My ancestors immigrated to America in the early 1900 from Greece. They initially lived in the Greco dominant area of Minneapolis before heading west to California. Beyond what little I know about my ancestors my understanding of Greek heritage is from history books. While ancestrally I identify with the Greeks I feel that my heritage is based in the small town I have grown up in. I identify with the hard working people and nature of the towns existence. The history and cultural practices of the town are both spoken and unspoken, which is deeply rooted in mining, traditional values, and the American Dream.

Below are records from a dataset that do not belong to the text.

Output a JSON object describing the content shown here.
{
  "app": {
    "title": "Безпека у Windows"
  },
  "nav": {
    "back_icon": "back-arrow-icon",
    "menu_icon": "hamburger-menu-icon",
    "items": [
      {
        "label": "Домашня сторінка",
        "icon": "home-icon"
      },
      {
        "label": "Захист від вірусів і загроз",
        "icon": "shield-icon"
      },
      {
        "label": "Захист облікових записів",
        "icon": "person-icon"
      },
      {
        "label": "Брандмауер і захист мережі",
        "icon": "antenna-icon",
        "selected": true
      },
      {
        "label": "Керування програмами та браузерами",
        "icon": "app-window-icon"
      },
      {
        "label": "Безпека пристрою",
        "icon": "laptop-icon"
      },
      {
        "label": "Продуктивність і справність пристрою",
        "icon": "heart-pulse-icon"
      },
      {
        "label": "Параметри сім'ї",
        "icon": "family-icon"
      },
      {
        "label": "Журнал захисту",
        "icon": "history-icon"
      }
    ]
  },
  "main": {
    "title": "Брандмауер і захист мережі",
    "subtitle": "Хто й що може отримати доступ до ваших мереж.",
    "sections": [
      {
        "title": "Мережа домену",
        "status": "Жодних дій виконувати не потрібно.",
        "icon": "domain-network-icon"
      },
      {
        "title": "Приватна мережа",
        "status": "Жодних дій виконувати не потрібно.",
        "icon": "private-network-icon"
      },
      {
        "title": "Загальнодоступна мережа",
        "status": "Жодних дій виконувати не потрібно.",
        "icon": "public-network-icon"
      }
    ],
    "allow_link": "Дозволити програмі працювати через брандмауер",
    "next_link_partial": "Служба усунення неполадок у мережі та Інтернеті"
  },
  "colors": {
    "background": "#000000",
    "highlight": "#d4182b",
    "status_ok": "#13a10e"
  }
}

Placerville, California is a small town of about ten thousand. The town is rooted in the mining culture that swept through California in 1848. Placerville is very close to Coloma, which is famed for being the site of gold discovery in California. Through the years Placerville has had many distinct names. During the gold rush the town was called Dry Diggings. Dry Diggings refers to the manner in which miners would separate gold from the soil. With the quick earnings of the gold rush the rate of robberies increased. The local court began hanging criminals to send a message the crime would not be tolerated. The numerous hangings produced the towns’ second historic name, Hangtown. The theme of mining and the colorful name of Hangtown have endured. At a historic bar in town called the Hangman’s tree there is a controversial symbol of the towns past. Above the Hangman’s tree there is a dummy hung from a noose. In recent years the dummy has disappeared and repapered, as vandals would remove the famed dummy. Currently the city is determining if the hangman should be allowed to remain as a historic landmark or if the image is to grotesque to allow in the streets. Here is a news article about the hangman (http://sacramento.cbslocal.com/2011/11/18/placervilles-historic-hangtown-dummy-mysteriously-returns-but-could-be-banished-again/).
Today the small town is a quite expanse of pine trees and back roads. The once bustling main street is now a row of gift shops focused on the mining culture and different art galleries. The art movement of the town came from the popularity of local artist Thomas Kinkaid. Currently the sleepy town now sits in the foothills and peaks in both summer and winter due to tourist destinations in Tahoe and Apple Hill in Camino. From my perspective the town is filled with hard working honest people, remnants of the mining culture and swift justice of the area. I see my heritage more with the people of this small town than ancestry of another nation.